To take the case of Libya, as others have argued here at the Duck, NATO’s Operation Unified Protector was the decisive act in making possible the overthrow of a tyrannical regime. As Jon noted, ‘In the absence of NATO’s air campaign we would not be witnessing the celebrations today. The Libyans wanted to, but probably could not have, settled it by themselves.’

True enough. We might also add that without NATO’s intervention, we probably wouldn’t be seeing the torture or illegal detention of black Africans under the new order as reported by Amnesty International and the United Nations. If not intervening where we can amounts to a kind of complicity in what follows, the states that intervened are complicit in those atrocities, indirectly. We might think we have a responsibility to protect, but that should be tempered with a responsibility to first do no harm. We might approach civil wars as a conflict between predators and victims, but they are just as often vengeful power struggles that are hard to comprehend in stark moral terms. Was rescuing a large population worth the subsequent suffering of a smaller group?

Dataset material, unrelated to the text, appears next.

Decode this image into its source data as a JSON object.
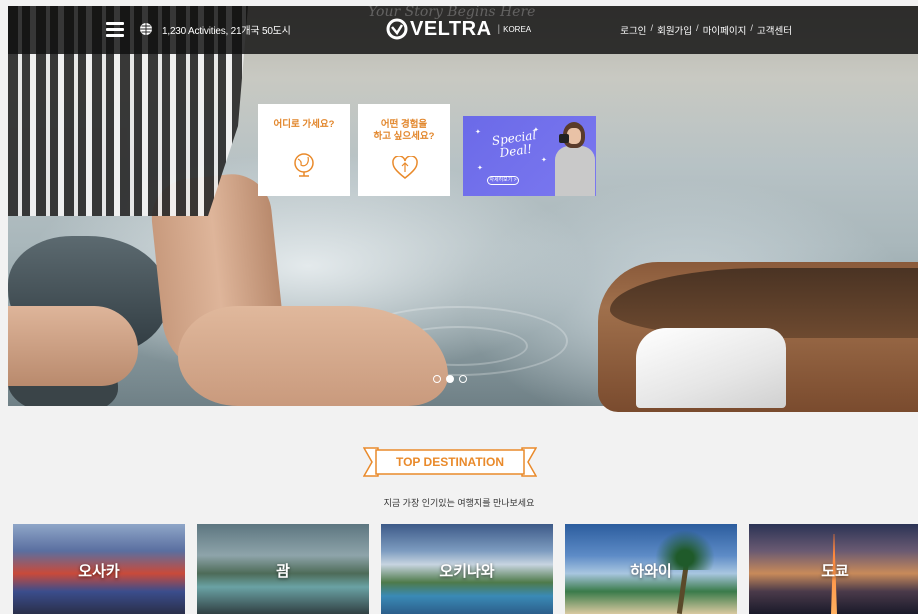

Perhaps, but by speaking the language of responsibility and rights, we set a standard we will (or should) be judged by.

But even if the Libyan war went perfectly and did not have this tragic internal consequence, how will this action shape the wider security environment? From the point of view of Tehran or Pyongyang, the West once again has attacked a regime that either did not have a WMD or nuclear deterrent, or had peacefully renounced it. As David Patrikarakos argues,


Hardliners in Iran have learned an important lesson from recent history. They have just seen Gaddafi overthrown after giving up his nuclear programme in 2003, the same year that Iraq, which never had a nuclear weapons programme, was invaded. And they remember that in 2001 the US invaded Afghanistan on the grounds that it harboured and funded the Taliban, while making Pakistan, which also harboured and funded the Taliban, but had nuclear weapons, a major ally in the war on terror. The message is simple: nuclear weapons mean security.


Of course, we can’t be sure that we ‘know’ how strong this causal link is, and that the war on Libya has played a role in accelerating Iran’s nuclear programme. But its possible enough to give us pause. And it probably has added a strong ‘plus’ to the argument for acquiring a nuclear deterrent in places like Iran. It would be a bitter irony if an intervention conducted in the name of human rights and wider security had the perverse result of making Libya more unsafe for black people and adding impetus to nuclear proliferation.

To set conditions, through a frequent use of military power as a tool of liberalism and regime change, that make nuclear insurance attractive - to set the conditions for spiralling insecurity and arms buildups into the bargain – would not only be dangerous but surely inauspicious for the cause of human rights. Libyan lives matter. So too does disarmament and non-proliferation. Means matter, ends matter, consequences matter, both intended and otherwise.

So it is probably better to approach these issues in a state of prudence rather than binary absolutes. Prudence as it is classically conceived recognises the conflicted nature of most political situations, and negotiates between competing interests, with an eye for the limits of power and the ever-present potential for self-defeating behaviour. Not acting, to be sure, can also be imprudent. To act or not to act, or to choose which tools to use and when, remains a hard call. But at least a prudent way of thinking can turn attention to the relative as well as the absolute, and the bleak reality that good intentions are dangerous things indeed.